Former Bourse de Commerce gets a new $195 million uplit to an art museum.
French Billionaire François Pinault plans to showcase his own contemporary art collection in and around Paris in style. His first plan was to build his iconic structural design on an abandoned island on River Seine. Unfortunately, a project of such magnitude faced planning and legal rows proving impossible thus forcing the tycoon to shift his entire collection to Venice.
François’ initial dream will come true after receiving the go-ahead to open a private museum in the former 18th-century bourse de commerce at Les Halles in central Paris. This former stock exchange building has been undergoing a new facelift makeover led by renowned Japanese architect Tadao Anto and supported by architects from Paris and the NeM Architects Agency. The expansive space covers over 10,000 square meters (over 100,000 square feet).
Back in 2004 when Pinault announced his plans for opening a private museum on the Île Seguin in Paris, many expressed skepticism. The Guardian even labeled him as the Saatchi of the Seine.
Since 2004, Paris has also ushered in new construction projects such as “the Iceberg” designed by renowned American architect Frank Gehry, in the Bois de Boulogne. This structure of transparent yet artistic glass was commissioned by Bernard Arnault, president of the luxury brand LVMH and France’s richest man. The structure floats over one of the oldest parks in Paris, the Jardin d’Acclimatation.
François Pinault is a renowned businessman with a fortune of $US42.3 billion, earning him the third spot on the Forbes 2021 list of richest people in France. He founded luxury conglomerate Kering which is the parent company of Saint Laurent and Gucci, among others.
CNN reports that the first exhibition at the museum will be titled “Ouverture” akin to the symphonic piece sung at the start of an opera. Other works presented by international artists such as Marlene Dumas, Kerry James Marshall, Cindy Sherman, and Luc Tuymans. Pinault described its debut as a “manifesto of the values” he had always championed for.
The museum is a walking distance from the Louvre, dating back to the 18th century. Over the years the structure has undergone several renovations. Its original circular shape was curved in 1767 when it was the grains exchange center for the city, particularly wheat.
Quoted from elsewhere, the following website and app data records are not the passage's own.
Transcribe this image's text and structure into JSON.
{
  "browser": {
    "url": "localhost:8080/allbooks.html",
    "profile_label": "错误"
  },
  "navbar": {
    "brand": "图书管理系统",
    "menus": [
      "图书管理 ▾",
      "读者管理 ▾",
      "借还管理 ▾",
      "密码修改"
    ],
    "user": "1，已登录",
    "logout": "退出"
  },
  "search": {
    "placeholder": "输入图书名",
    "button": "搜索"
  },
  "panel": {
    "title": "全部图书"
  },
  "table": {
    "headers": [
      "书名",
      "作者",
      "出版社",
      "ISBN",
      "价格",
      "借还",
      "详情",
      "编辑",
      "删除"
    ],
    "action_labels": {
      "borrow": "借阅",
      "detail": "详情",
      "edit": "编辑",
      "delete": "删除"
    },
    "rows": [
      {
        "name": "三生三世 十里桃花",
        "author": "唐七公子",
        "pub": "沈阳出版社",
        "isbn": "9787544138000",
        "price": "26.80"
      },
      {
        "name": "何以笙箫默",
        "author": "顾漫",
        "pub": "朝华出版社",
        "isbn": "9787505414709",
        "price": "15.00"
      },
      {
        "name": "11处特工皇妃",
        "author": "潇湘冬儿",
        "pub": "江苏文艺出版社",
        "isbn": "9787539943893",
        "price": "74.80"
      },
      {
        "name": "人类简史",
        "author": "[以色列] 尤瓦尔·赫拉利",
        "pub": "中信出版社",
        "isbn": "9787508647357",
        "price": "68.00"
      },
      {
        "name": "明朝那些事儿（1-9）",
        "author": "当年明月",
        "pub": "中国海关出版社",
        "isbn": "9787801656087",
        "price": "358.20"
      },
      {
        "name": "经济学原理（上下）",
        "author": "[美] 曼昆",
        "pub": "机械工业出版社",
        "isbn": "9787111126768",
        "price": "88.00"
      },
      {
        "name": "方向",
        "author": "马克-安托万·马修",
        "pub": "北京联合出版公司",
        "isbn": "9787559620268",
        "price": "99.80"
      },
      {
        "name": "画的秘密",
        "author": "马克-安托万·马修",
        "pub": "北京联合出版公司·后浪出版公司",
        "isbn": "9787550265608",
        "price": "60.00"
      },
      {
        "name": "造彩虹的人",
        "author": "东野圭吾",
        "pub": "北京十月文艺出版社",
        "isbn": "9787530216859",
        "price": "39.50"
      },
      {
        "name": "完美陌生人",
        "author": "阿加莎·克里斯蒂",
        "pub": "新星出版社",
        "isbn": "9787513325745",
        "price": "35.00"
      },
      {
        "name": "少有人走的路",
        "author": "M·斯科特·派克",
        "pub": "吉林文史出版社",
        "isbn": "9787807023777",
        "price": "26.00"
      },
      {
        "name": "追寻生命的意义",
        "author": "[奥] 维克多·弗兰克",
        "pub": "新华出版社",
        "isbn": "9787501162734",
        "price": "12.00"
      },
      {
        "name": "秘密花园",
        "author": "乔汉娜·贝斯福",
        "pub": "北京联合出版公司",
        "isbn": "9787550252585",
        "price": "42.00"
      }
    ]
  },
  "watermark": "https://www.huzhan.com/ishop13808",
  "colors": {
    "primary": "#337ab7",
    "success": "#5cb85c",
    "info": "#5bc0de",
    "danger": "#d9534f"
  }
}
A central concrete cylinder has been added in the center of the museum, right beneath the building’s signature cupola as a symbolic link between the past, present, and future.